Recent months have unearthed a wealth of computing and coding talent amongst Irish school kids with their hearts set on disrupting the technology world. The latest is a computing prodigy who at the age of six did his first Linux install.
Dublin schoolkid Shane Curran, age 11, admits his obsession with computers began when was six, when he did his first Linux install. When he was 7 he learned how to programme in Visual Basic and built a simple web browser that he made available on the web for download.
Since then, he has learned how to programme in multiple languages, such as PHP, C, C++, Java, Python, Ruby, Perl and Bash.
Curran, known on Twitter for his handle @TechieShane, is the latest in a crop of skilled youngsters who go to show that in spite of the enduring lack of a co-ordinated State strategy to equip young people with core IT skills, nothing will get in their way.

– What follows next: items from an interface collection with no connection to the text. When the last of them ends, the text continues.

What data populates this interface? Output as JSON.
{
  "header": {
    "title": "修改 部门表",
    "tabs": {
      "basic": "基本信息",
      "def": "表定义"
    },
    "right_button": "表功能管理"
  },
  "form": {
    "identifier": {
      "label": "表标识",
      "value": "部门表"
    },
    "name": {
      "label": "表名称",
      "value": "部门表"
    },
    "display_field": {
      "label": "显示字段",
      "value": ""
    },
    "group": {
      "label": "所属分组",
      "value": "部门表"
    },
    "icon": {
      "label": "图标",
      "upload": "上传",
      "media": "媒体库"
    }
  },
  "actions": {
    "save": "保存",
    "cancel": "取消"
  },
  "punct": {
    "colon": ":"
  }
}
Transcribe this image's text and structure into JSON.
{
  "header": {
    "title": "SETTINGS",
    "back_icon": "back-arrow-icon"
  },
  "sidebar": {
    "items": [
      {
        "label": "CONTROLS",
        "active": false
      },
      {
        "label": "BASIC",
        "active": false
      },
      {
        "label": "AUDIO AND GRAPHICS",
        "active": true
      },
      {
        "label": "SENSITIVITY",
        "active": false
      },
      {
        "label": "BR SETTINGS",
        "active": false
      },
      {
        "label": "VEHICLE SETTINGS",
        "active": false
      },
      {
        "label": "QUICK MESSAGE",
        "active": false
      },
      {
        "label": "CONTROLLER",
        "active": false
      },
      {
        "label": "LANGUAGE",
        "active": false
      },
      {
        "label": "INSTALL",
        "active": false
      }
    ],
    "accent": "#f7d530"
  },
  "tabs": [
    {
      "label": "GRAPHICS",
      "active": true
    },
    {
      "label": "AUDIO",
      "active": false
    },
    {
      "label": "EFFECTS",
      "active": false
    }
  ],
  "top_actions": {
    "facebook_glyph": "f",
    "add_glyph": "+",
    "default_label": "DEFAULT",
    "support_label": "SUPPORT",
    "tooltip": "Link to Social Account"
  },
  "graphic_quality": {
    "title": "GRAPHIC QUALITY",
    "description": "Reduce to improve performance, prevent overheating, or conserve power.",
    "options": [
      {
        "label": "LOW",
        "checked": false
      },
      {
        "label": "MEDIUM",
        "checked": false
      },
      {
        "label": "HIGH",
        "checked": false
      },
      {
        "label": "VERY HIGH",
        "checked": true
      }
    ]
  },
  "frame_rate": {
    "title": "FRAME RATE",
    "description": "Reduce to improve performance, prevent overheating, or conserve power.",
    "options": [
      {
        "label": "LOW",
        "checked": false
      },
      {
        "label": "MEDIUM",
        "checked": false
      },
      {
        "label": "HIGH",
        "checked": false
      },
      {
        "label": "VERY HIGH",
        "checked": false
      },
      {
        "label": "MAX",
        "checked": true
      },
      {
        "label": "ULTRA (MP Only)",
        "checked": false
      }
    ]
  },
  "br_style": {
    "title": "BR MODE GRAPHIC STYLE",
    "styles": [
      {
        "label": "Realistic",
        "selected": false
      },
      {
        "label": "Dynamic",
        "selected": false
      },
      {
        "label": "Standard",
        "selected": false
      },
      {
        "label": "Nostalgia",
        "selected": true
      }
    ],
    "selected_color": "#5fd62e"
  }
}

These include 19-year-old James Whelton, who became world famous for hacking the iPod nano, and before he even completed his Leaving Cert this year had his own software company, Disruptive Developments, up and running.
Last week, we reported on 12-year-old Harry Moran, who is officially the world’s youngest Mac app developer and who last week topped the Mac app charts with his game PizzaBot, which scattered Angry Birds and outflanked Call of Duty.
Curran has just developed a 21st-century version of the phone book called Peoplez.info that stores people’s names and email addresses in a MySQL database and then allows users to browse people who have registered, obtain their email and contact them. He has entered it into this year’s Junior Spiders Awards.
‘I’d like to be the owner of a large company’
I asked Curran how he got into computers at such an early age. “I just sat at a computer and I was interested to see how it worked and I looked inside. Something just sparked with me and I decided to get into lots of things, like Flash games.”
Curran, the eldest among his siblings, admits he has set a standard. “I am pretty good at picking up software languages. I learn it all online. The internet is very good for teaching you programmes and I taught myself a lot from the internet. Coder Dojo started during the year but largely to this point I have taught myself. At school, the teachers usually ask me if they have problems with the computers.”
I put it to Curran that many Irish parents that don’t understand computers usually tell their kids to get outside and pick up a sport. “I think that will change. I do a lot of sports, as well, and as long as I get a fair amount of sports done I can do what I want on my computer.”
Curran believes schools themselves are beginning to turn the corner on supporting young people who want to learn computer skills. “I do think schools show a lot of support. The one thing Coder Dojo could do is help to get schools teaching coding to the kids. That definitely needs to improve.”
I ask Curran what areas of technology currently excite him and will encourage him to create more products. “Android is a platform that I think is going to grow and grow. Open source allows developers to publish any app.”
It feels a bit silly asking a young person that has achieved more with computers than most adults I know what they want to be when they grow up, but Curran isn’t short on ambition. “I’d like to be the owner of a large company. Google’s Larry Page and Sergey Brin are my inspiration. If I could get half as far as them I’d be happy.”